[What to do]: Each entry should be copied as it stands, leaving the pictures behind.

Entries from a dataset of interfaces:
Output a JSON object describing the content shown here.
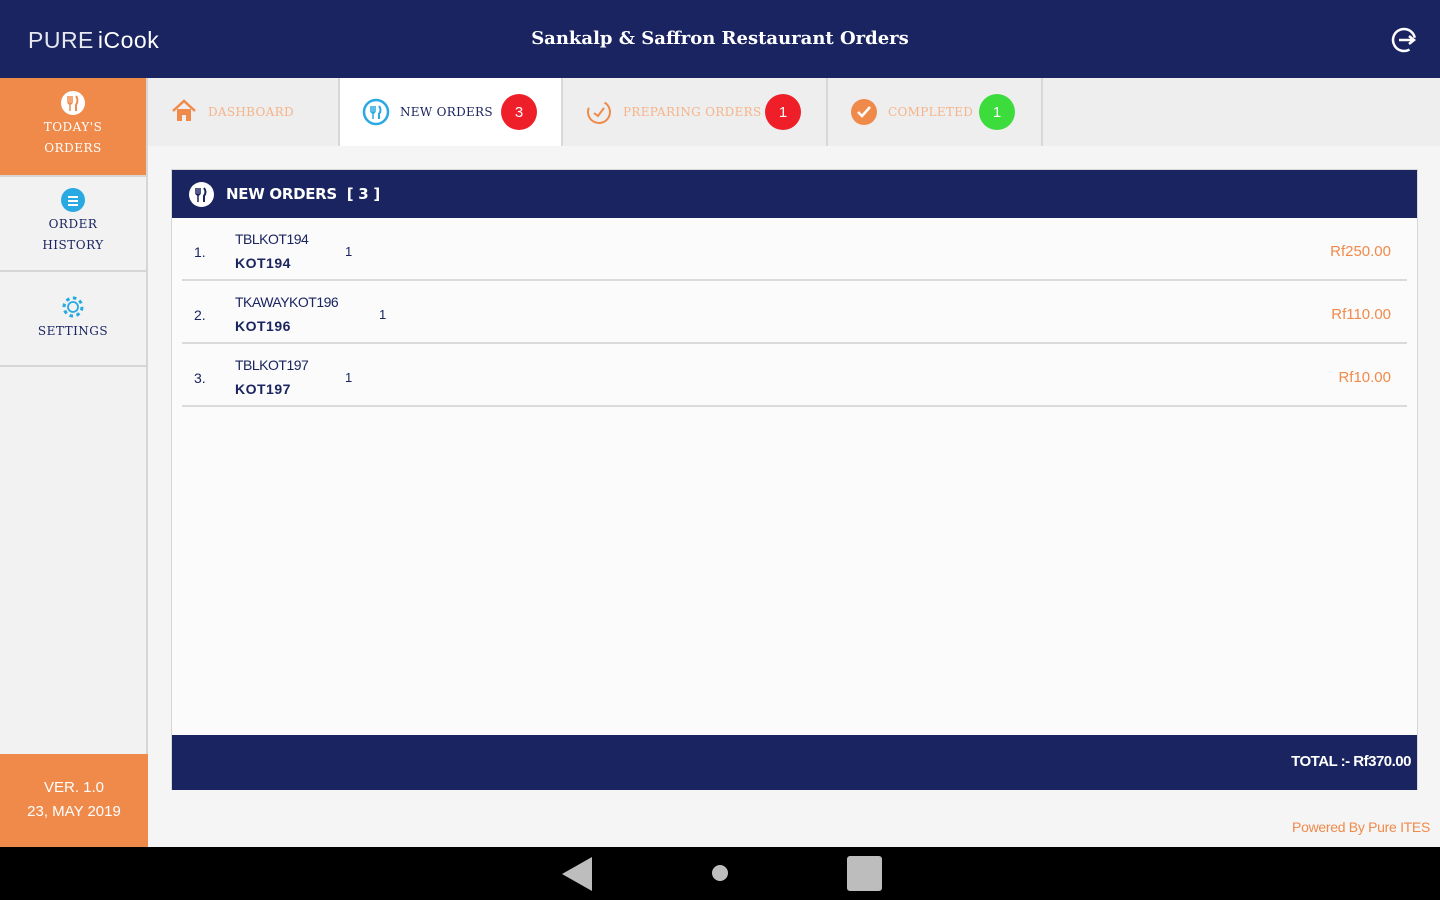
{
  "app": {
    "logo_part1": "PURE",
    "logo_part2": "iCook",
    "title": "Sankalp & Saffron Restaurant Orders",
    "logout_icon": "logout-icon"
  },
  "sidebar": {
    "items": [
      {
        "label_line1": "TODAY'S",
        "label_line2": "ORDERS",
        "icon": "cutlery-icon",
        "active": true
      },
      {
        "label_line1": "ORDER",
        "label_line2": "HISTORY",
        "icon": "list-icon",
        "active": false
      },
      {
        "label_line1": "SETTINGS",
        "label_line2": "",
        "icon": "gear-icon",
        "active": false
      }
    ],
    "version": "VER. 1.0",
    "date": "23, MAY 2019"
  },
  "tabs": [
    {
      "label": "DASHBOARD",
      "icon": "home-icon",
      "badge": null,
      "active": false
    },
    {
      "label": "NEW ORDERS",
      "icon": "cutlery-icon",
      "badge": "3",
      "active": true
    },
    {
      "label": "PREPARING ORDERS",
      "icon": "timer-icon",
      "badge": "1",
      "active": false
    },
    {
      "label": "COMPLETED",
      "icon": "check-icon",
      "badge": "1",
      "active": false
    }
  ],
  "panel": {
    "title": "NEW ORDERS",
    "count": "[ 3 ]",
    "rows": [
      {
        "num": "1.",
        "code": "TBLKOT194",
        "kot": "KOT194",
        "qty": "1",
        "amount": "Rf250.00"
      },
      {
        "num": "2.",
        "code": "TKAWAYKOT196",
        "kot": "KOT196",
        "qty": "1",
        "amount": "Rf110.00"
      },
      {
        "num": "3.",
        "code": "TBLKOT197",
        "kot": "KOT197",
        "qty": "1",
        "amount": "Rf10.00"
      }
    ],
    "total": "TOTAL :- Rf370.00"
  },
  "footer": {
    "powered": "Powered By Pure ITES"
  },
  "colors": {
    "navy": "#1a2460",
    "orange": "#f08a4b",
    "red_badge": "#ef1f2a",
    "green_badge": "#3ddc3d",
    "blue_accent": "#29a9e1"
  }
}
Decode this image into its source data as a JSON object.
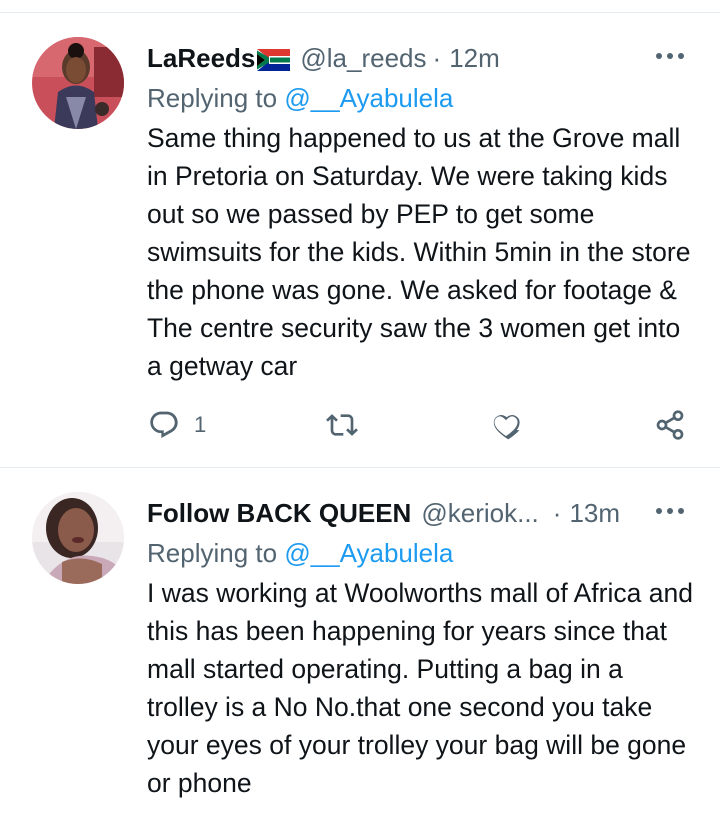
{
  "tweets": [
    {
      "display_name": "LaReeds",
      "flag_icon": "south-africa-flag-icon",
      "handle": "@la_reeds",
      "separator": "·",
      "time": "12m",
      "replying_prefix": "Replying to",
      "replying_to": "@__Ayabulela",
      "body": "Same thing happened to us at the Grove mall in Pretoria on Saturday. We were taking kids out so we passed by PEP to get some swimsuits for the kids. Within 5min in the store the phone was gone. We asked for footage & The centre security saw the 3 women get into a getway car",
      "reply_count": "1",
      "retweet_count": "",
      "like_count": ""
    },
    {
      "display_name": "Follow BACK QUEEN",
      "handle": "@keriok...",
      "separator": "·",
      "time": "13m",
      "replying_prefix": "Replying to",
      "replying_to": "@__Ayabulela",
      "body": "I was working at Woolworths mall of Africa and this has been happening for years since that mall started operating. Putting a bag in a trolley is a No No.that one second you take your eyes of your trolley your bag will be gone or phone"
    }
  ],
  "colors": {
    "text": "#0f1419",
    "secondary": "#536471",
    "accent": "#1d9bf0",
    "divider": "#e6ecf0"
  },
  "icons": [
    "reply-icon",
    "retweet-icon",
    "like-icon",
    "share-icon",
    "more-icon"
  ]
}
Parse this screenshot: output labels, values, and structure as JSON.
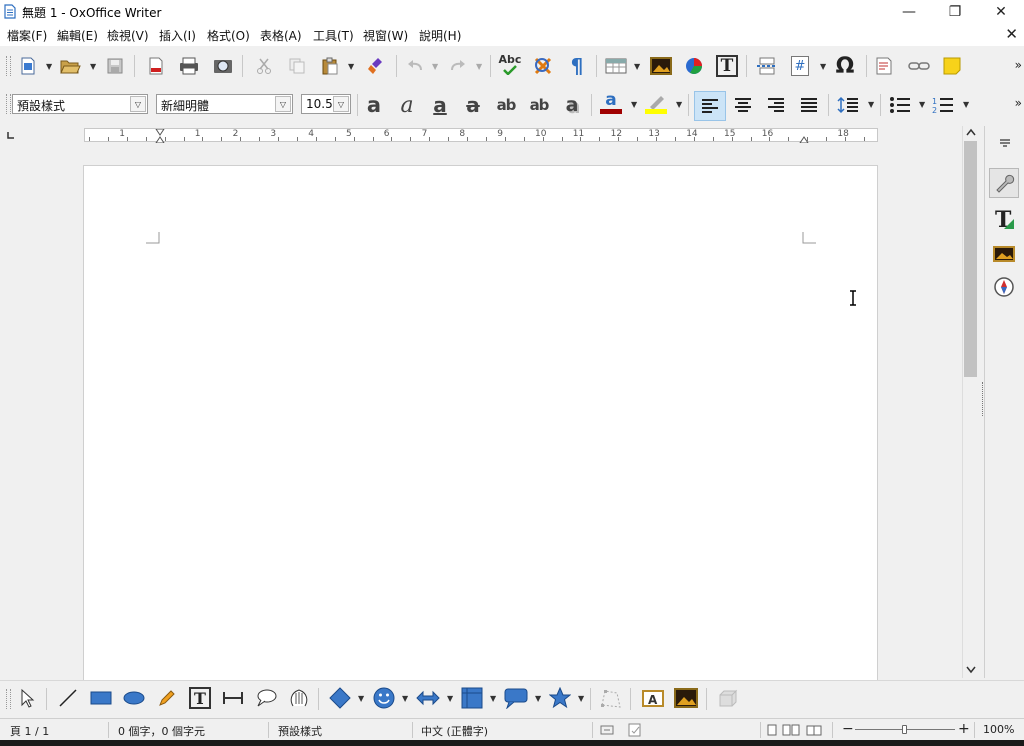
{
  "window": {
    "title": "無題 1 - OxOffice Writer",
    "minimize_glyph": "—",
    "restore_glyph": "❐",
    "close_glyph": "✕"
  },
  "menu": {
    "items": [
      "檔案(F)",
      "編輯(E)",
      "檢視(V)",
      "插入(I)",
      "格式(O)",
      "表格(A)",
      "工具(T)",
      "視窗(W)",
      "說明(H)"
    ],
    "close_document_glyph": "✕"
  },
  "standard_toolbar": {
    "spellcheck_label": "Abc",
    "special_char_glyph": "Ω",
    "pilcrow_glyph": "¶",
    "textbox_glyph": "T",
    "field_glyph": "#",
    "more_glyph": "»"
  },
  "formatting_toolbar": {
    "paragraph_style": "預設樣式",
    "font_name": "新細明體",
    "font_size": "10.5",
    "bold_glyph": "a",
    "italic_glyph": "a",
    "underline_glyph": "a",
    "strike_glyph": "a",
    "superscript_glyph": "ab",
    "subscript_glyph": "ab",
    "shadow_glyph": "a",
    "font_color_glyph": "a",
    "font_color": "#a00000",
    "highlight_color": "#ffff00",
    "more_glyph": "»"
  },
  "ruler": {
    "numbers": [
      "1",
      "1",
      "2",
      "3",
      "4",
      "5",
      "6",
      "7",
      "8",
      "9",
      "10",
      "11",
      "12",
      "13",
      "14",
      "15",
      "16",
      "18"
    ]
  },
  "drawing_toolbar": {
    "textbox_glyph": "T"
  },
  "status": {
    "page": "頁 1 / 1",
    "word_count": "0 個字，0 個字元",
    "page_style": "預設樣式",
    "language": "中文 (正體字)",
    "zoom": "100%",
    "zoom_minus": "−",
    "zoom_plus": "+"
  },
  "colors": {
    "accent_blue": "#2e6fc0",
    "toolbar_bg": "#f0f0f0",
    "active_button_bg": "#cce4f7"
  }
}
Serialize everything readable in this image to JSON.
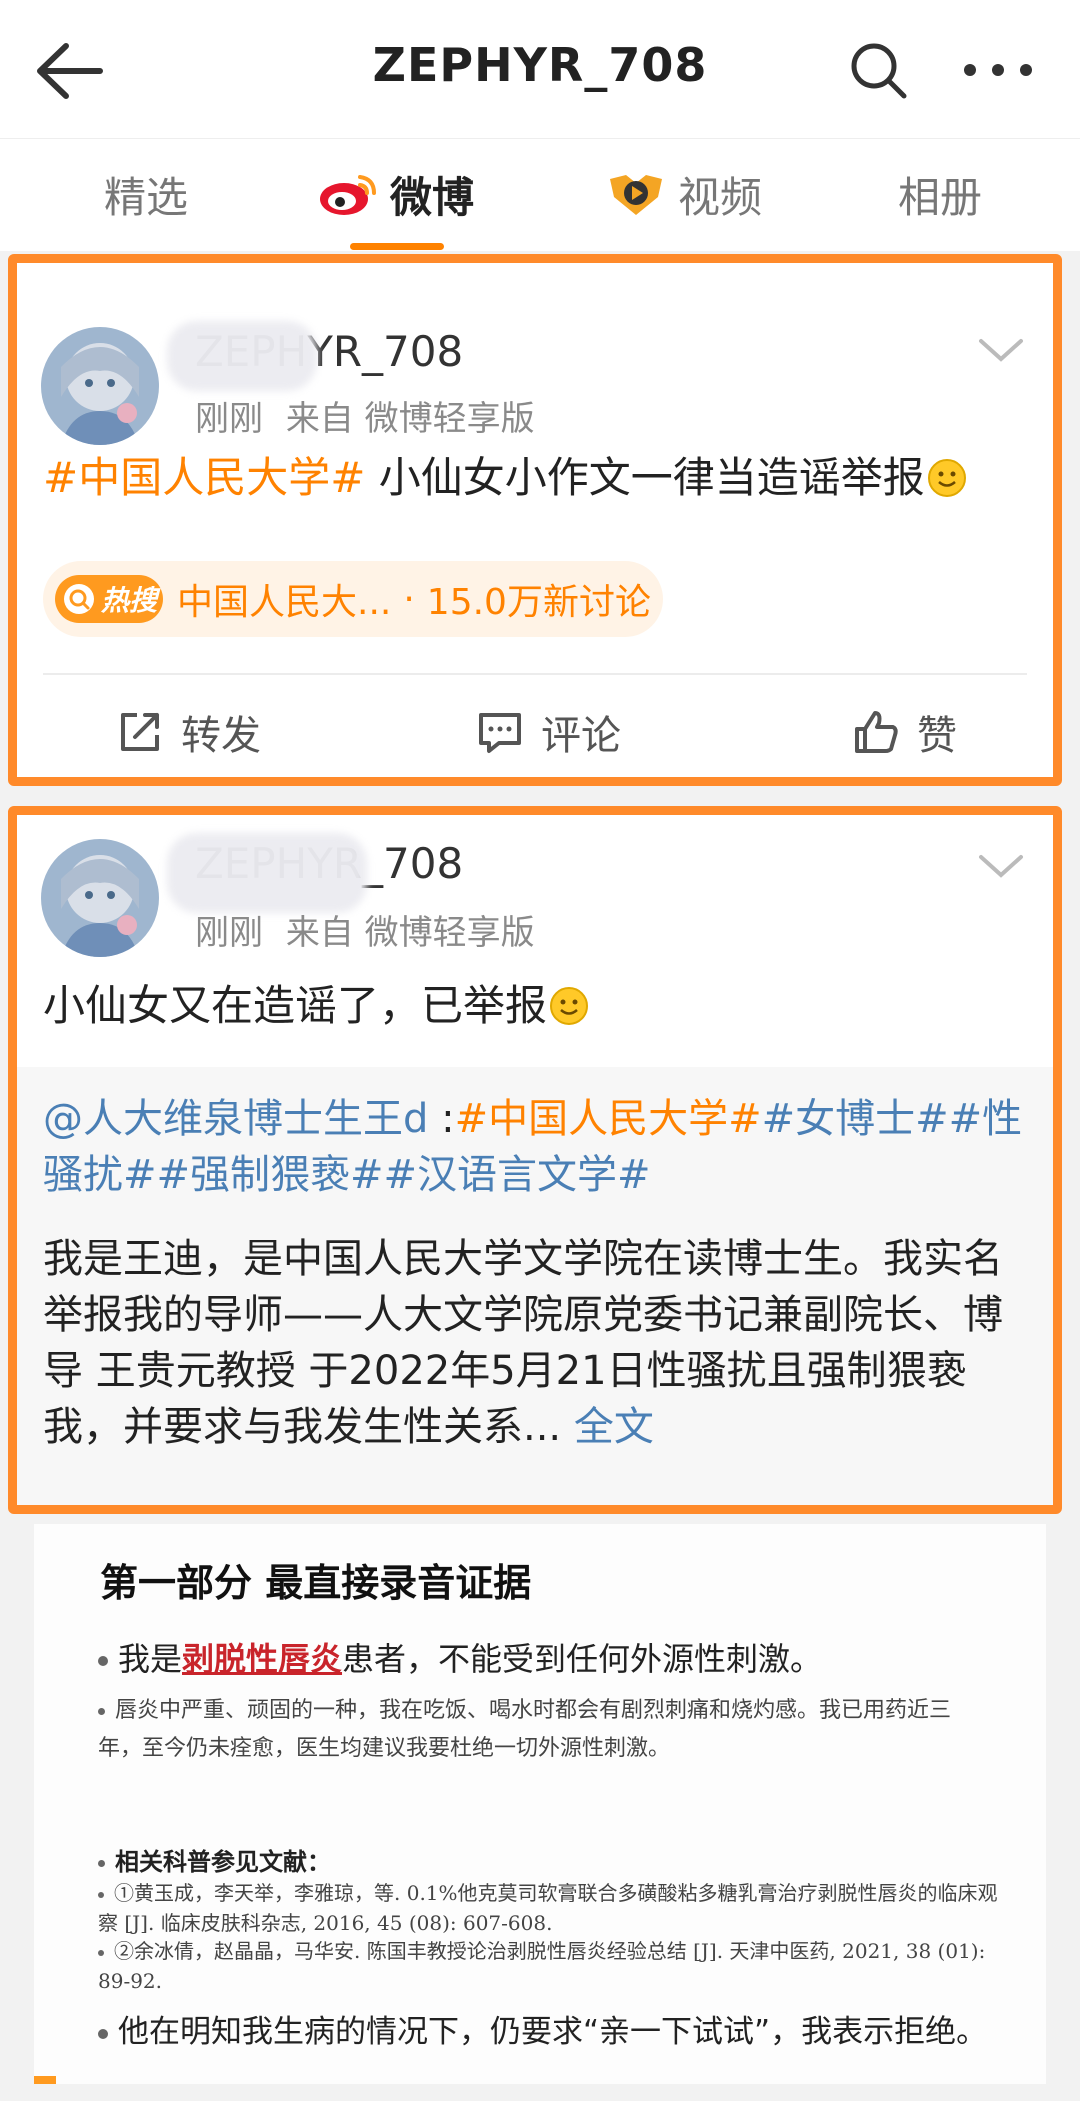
{
  "header": {
    "title": "ZEPHYR_708",
    "back_icon": "arrow-left-icon",
    "search_icon": "search-icon",
    "more_icon": "more-dots-icon"
  },
  "tabs": [
    {
      "label": "精选",
      "active": false
    },
    {
      "label": "微博",
      "active": true,
      "icon": "weibo-logo-icon"
    },
    {
      "label": "视频",
      "active": false,
      "icon": "video-badge-icon"
    },
    {
      "label": "相册",
      "active": false
    }
  ],
  "accent_color": "#ff8200",
  "highlight_border_color": "#ff8a2a",
  "posts": [
    {
      "username": "ZEPHYR_708",
      "time": "刚刚",
      "source": "来自 微博轻享版",
      "text_topic": "#中国人民大学#",
      "text_body": " 小仙女小作文一律当造谣举报",
      "hot": {
        "badge": "热搜",
        "name": "中国人民大...",
        "sep": "·",
        "count": "15.0万新讨论"
      },
      "actions": {
        "repost": "转发",
        "comment": "评论",
        "like": "赞"
      }
    },
    {
      "username": "ZEPHYR_708",
      "time": "刚刚",
      "source": "来自 微博轻享版",
      "text_body": "小仙女又在造谣了，已举报",
      "repost": {
        "mention": "@人大维泉博士生王d",
        "colon": " :",
        "topic1": "#中国人民大学#",
        "topic2": "#女博士#",
        "topic3": "#性骚扰#",
        "topic4": "#强制猥亵#",
        "topic5": "#汉语言文学#",
        "body": "我是王迪，是中国人民大学文学院在读博士生。我实名举报我的导师——人大文学院原党委书记兼副院长、博导 王贵元教授 于2022年5月21日性骚扰且强制猥亵我，并要求与我发生性关系...",
        "more": "全文"
      }
    }
  ],
  "document": {
    "heading": "第一部分  最直接录音证据",
    "bullet1_pre": "我是",
    "bullet1_hl": "剥脱性唇炎",
    "bullet1_post": "患者，不能受到任何外源性刺激。",
    "para1": "唇炎中严重、顽固的一种，我在吃饭、喝水时都会有剧烈刺痛和烧灼感。我已用药近三年，至今仍未痊愈，医生均建议我要杜绝一切外源性刺激。",
    "ref_title": "相关科普参见文献：",
    "ref1": "①黄玉成，李天举，李雅琼，等. 0.1%他克莫司软膏联合多磺酸粘多糖乳膏治疗剥脱性唇炎的临床观察 [J]. 临床皮肤科杂志, 2016, 45 (08): 607-608.",
    "ref2": "②余冰倩，赵晶晶，马华安. 陈国丰教授论治剥脱性唇炎经验总结 [J]. 天津中医药, 2021, 38 (01): 89-92.",
    "bullet2": "他在明知我生病的情况下，仍要求“亲一下试试”，我表示拒绝。"
  }
}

[Task result]:
Output a JSON object describing the content shown here.
{
  "app": {
    "logo_part1": "PURE",
    "logo_part2": "iCook",
    "title": "Sankalp & Saffron Restaurant Orders",
    "logout_icon": "logout-icon"
  },
  "sidebar": {
    "items": [
      {
        "label_line1": "TODAY'S",
        "label_line2": "ORDERS",
        "icon": "cutlery-icon",
        "active": true
      },
      {
        "label_line1": "ORDER",
        "label_line2": "HISTORY",
        "icon": "list-icon",
        "active": false
      },
      {
        "label_line1": "SETTINGS",
        "label_line2": "",
        "icon": "gear-icon",
        "active": false
      }
    ],
    "version": "VER. 1.0",
    "date": "23, MAY 2019"
  },
  "tabs": [
    {
      "label": "DASHBOARD",
      "icon": "home-icon",
      "badge": null,
      "active": false
    },
    {
      "label": "NEW ORDERS",
      "icon": "cutlery-icon",
      "badge": "3",
      "active": true
    },
    {
      "label": "PREPARING ORDERS",
      "icon": "timer-icon",
      "badge": "1",
      "active": false
    },
    {
      "label": "COMPLETED",
      "icon": "check-icon",
      "badge": "1",
      "active": false
    }
  ],
  "panel": {
    "title": "NEW ORDERS",
    "count": "[ 3 ]",
    "rows": [
      {
        "num": "1.",
        "code": "TBLKOT194",
        "kot": "KOT194",
        "qty": "1",
        "amount": "Rf250.00"
      },
      {
        "num": "2.",
        "code": "TKAWAYKOT196",
        "kot": "KOT196",
        "qty": "1",
        "amount": "Rf110.00"
      },
      {
        "num": "3.",
        "code": "TBLKOT197",
        "kot": "KOT197",
        "qty": "1",
        "amount": "Rf10.00"
      }
    ],
    "total": "TOTAL :- Rf370.00"
  },
  "footer": {
    "powered": "Powered By Pure ITES"
  },
  "colors": {
    "navy": "#1a2460",
    "orange": "#f08a4b",
    "red_badge": "#ef1f2a",
    "green_badge": "#3ddc3d",
    "blue_accent": "#29a9e1"
  }
}
Decode this image into its source data as a JSON object.
{
  "tweets": [
    {
      "display_name": "LaReeds",
      "flag_icon": "south-africa-flag-icon",
      "handle": "@la_reeds",
      "separator": "·",
      "time": "12m",
      "replying_prefix": "Replying to",
      "replying_to": "@__Ayabulela",
      "body": "Same thing happened to us at the Grove mall in Pretoria on Saturday. We were taking kids out so we passed by PEP to get some swimsuits for the kids. Within 5min in the store the phone was gone. We asked for footage & The centre security saw the 3 women get into a getway car",
      "reply_count": "1",
      "retweet_count": "",
      "like_count": ""
    },
    {
      "display_name": "Follow BACK QUEEN",
      "handle": "@keriok...",
      "separator": "·",
      "time": "13m",
      "replying_prefix": "Replying to",
      "replying_to": "@__Ayabulela",
      "body": "I was working at Woolworths mall of Africa and this has been happening for years since that mall started operating. Putting a bag in a trolley is a No No.that one second you take your eyes of your trolley your bag will be gone or phone"
    }
  ],
  "colors": {
    "text": "#0f1419",
    "secondary": "#536471",
    "accent": "#1d9bf0",
    "divider": "#e6ecf0"
  },
  "icons": [
    "reply-icon",
    "retweet-icon",
    "like-icon",
    "share-icon",
    "more-icon"
  ]
}
Parse this screenshot: output labels, values, and structure as JSON.
{
  "window": {
    "title": "無題 1 - OxOffice Writer",
    "minimize_glyph": "—",
    "restore_glyph": "❐",
    "close_glyph": "✕"
  },
  "menu": {
    "items": [
      "檔案(F)",
      "編輯(E)",
      "檢視(V)",
      "插入(I)",
      "格式(O)",
      "表格(A)",
      "工具(T)",
      "視窗(W)",
      "說明(H)"
    ],
    "close_document_glyph": "✕"
  },
  "standard_toolbar": {
    "spellcheck_label": "Abc",
    "special_char_glyph": "Ω",
    "pilcrow_glyph": "¶",
    "textbox_glyph": "T",
    "field_glyph": "#",
    "more_glyph": "»"
  },
  "formatting_toolbar": {
    "paragraph_style": "預設樣式",
    "font_name": "新細明體",
    "font_size": "10.5",
    "bold_glyph": "a",
    "italic_glyph": "a",
    "underline_glyph": "a",
    "strike_glyph": "a",
    "superscript_glyph": "ab",
    "subscript_glyph": "ab",
    "shadow_glyph": "a",
    "font_color_glyph": "a",
    "font_color": "#a00000",
    "highlight_color": "#ffff00",
    "more_glyph": "»"
  },
  "ruler": {
    "numbers": [
      "1",
      "1",
      "2",
      "3",
      "4",
      "5",
      "6",
      "7",
      "8",
      "9",
      "10",
      "11",
      "12",
      "13",
      "14",
      "15",
      "16",
      "18"
    ]
  },
  "drawing_toolbar": {
    "textbox_glyph": "T"
  },
  "status": {
    "page": "頁 1 / 1",
    "word_count": "0 個字，0 個字元",
    "page_style": "預設樣式",
    "language": "中文 (正體字)",
    "zoom": "100%",
    "zoom_minus": "−",
    "zoom_plus": "+"
  },
  "colors": {
    "accent_blue": "#2e6fc0",
    "toolbar_bg": "#f0f0f0",
    "active_button_bg": "#cce4f7"
  }
}
Serialize everything readable in this image to JSON.
{
  "header": {
    "title": "ZEPHYR_708",
    "back_icon": "arrow-left-icon",
    "search_icon": "search-icon",
    "more_icon": "more-dots-icon"
  },
  "tabs": [
    {
      "label": "精选",
      "active": false
    },
    {
      "label": "微博",
      "active": true,
      "icon": "weibo-logo-icon"
    },
    {
      "label": "视频",
      "active": false,
      "icon": "video-badge-icon"
    },
    {
      "label": "相册",
      "active": false
    }
  ],
  "accent_color": "#ff8200",
  "highlight_border_color": "#ff8a2a",
  "posts": [
    {
      "username": "ZEPHYR_708",
      "time": "刚刚",
      "source": "来自 微博轻享版",
      "text_topic": "#中国人民大学#",
      "text_body": " 小仙女小作文一律当造谣举报",
      "hot": {
        "badge": "热搜",
        "name": "中国人民大...",
        "sep": "·",
        "count": "15.0万新讨论"
      },
      "actions": {
        "repost": "转发",
        "comment": "评论",
        "like": "赞"
      }
    },
    {
      "username": "ZEPHYR_708",
      "time": "刚刚",
      "source": "来自 微博轻享版",
      "text_body": "小仙女又在造谣了，已举报",
      "repost": {
        "mention": "@人大维泉博士生王d",
        "colon": " :",
        "topic1": "#中国人民大学#",
        "topic2": "#女博士#",
        "topic3": "#性骚扰#",
        "topic4": "#强制猥亵#",
        "topic5": "#汉语言文学#",
        "body": "我是王迪，是中国人民大学文学院在读博士生。我实名举报我的导师——人大文学院原党委书记兼副院长、博导 王贵元教授 于2022年5月21日性骚扰且强制猥亵我，并要求与我发生性关系...",
        "more": "全文"
      }
    }
  ],
  "document": {
    "heading": "第一部分  最直接录音证据",
    "bullet1_pre": "我是",
    "bullet1_hl": "剥脱性唇炎",
    "bullet1_post": "患者，不能受到任何外源性刺激。",
    "para1": "唇炎中严重、顽固的一种，我在吃饭、喝水时都会有剧烈刺痛和烧灼感。我已用药近三年，至今仍未痊愈，医生均建议我要杜绝一切外源性刺激。",
    "ref_title": "相关科普参见文献：",
    "ref1": "①黄玉成，李天举，李雅琼，等. 0.1%他克莫司软膏联合多磺酸粘多糖乳膏治疗剥脱性唇炎的临床观察 [J]. 临床皮肤科杂志, 2016, 45 (08): 607-608.",
    "ref2": "②余冰倩，赵晶晶，马华安. 陈国丰教授论治剥脱性唇炎经验总结 [J]. 天津中医药, 2021, 38 (01): 89-92.",
    "bullet2": "他在明知我生病的情况下，仍要求“亲一下试试”，我表示拒绝。"
  }
}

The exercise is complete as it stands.